START RECORDS PROVIDED

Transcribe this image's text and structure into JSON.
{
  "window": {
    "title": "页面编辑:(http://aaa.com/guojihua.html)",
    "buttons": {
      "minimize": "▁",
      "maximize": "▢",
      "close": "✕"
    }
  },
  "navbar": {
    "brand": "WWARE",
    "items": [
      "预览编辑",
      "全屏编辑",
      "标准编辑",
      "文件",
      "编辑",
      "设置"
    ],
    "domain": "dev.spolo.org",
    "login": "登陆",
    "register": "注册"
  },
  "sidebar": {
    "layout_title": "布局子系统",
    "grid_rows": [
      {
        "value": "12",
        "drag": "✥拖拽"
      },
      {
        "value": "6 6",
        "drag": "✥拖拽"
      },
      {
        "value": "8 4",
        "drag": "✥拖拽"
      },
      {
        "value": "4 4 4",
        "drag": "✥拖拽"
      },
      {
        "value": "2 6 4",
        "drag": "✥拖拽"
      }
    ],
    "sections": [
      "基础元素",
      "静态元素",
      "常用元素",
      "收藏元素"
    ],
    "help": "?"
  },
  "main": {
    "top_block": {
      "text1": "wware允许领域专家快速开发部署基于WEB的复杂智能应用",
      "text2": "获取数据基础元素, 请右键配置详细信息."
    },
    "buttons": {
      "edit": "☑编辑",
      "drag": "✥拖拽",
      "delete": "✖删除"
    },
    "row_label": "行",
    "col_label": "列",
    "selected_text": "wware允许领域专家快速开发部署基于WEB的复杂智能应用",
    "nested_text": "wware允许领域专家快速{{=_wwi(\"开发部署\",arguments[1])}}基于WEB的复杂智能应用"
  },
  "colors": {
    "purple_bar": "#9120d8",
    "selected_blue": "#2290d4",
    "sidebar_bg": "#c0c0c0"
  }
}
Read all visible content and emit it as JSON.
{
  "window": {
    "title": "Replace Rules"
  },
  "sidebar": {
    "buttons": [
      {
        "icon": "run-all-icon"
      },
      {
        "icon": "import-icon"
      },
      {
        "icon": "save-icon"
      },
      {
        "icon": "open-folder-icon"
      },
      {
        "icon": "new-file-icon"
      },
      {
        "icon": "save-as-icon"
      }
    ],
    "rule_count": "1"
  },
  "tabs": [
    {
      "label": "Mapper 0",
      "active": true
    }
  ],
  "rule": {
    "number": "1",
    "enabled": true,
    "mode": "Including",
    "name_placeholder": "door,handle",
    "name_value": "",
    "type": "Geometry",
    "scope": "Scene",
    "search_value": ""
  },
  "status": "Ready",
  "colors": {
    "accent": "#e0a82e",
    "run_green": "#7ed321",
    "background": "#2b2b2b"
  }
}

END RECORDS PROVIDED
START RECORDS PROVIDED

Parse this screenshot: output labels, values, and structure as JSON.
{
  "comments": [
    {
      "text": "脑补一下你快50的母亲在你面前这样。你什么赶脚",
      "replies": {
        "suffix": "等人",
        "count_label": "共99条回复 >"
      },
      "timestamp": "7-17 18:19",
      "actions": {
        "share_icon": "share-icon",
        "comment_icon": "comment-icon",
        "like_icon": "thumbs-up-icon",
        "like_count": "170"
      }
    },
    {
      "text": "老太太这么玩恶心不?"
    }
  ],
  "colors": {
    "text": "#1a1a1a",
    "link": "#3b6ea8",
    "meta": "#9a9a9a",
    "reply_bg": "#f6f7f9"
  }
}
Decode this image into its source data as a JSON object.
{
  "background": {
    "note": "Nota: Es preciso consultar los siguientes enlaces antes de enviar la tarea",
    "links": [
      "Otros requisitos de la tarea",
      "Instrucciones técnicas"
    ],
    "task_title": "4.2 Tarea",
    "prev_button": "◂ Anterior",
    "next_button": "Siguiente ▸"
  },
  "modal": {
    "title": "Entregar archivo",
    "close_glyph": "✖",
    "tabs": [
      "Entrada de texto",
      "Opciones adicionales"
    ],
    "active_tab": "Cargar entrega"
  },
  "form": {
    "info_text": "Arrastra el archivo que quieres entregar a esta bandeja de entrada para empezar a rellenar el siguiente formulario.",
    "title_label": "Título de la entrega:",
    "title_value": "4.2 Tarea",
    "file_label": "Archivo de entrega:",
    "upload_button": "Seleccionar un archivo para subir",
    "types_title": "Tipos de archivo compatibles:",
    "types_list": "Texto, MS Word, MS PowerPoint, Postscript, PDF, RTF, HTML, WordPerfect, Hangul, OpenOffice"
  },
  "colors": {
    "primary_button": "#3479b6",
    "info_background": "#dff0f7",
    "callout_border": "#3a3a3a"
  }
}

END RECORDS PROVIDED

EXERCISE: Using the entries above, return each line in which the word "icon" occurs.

SOLUTION TO THE PROBLEM:
        "icon": "run-all-icon"
        "icon": "import-icon"
        "icon": "save-icon"
        "icon": "open-folder-icon"
        "icon": "new-file-icon"
        "icon": "save-as-icon"
        "share_icon": "share-icon",
        "comment_icon": "comment-icon",
        "like_icon": "thumbs-up-icon",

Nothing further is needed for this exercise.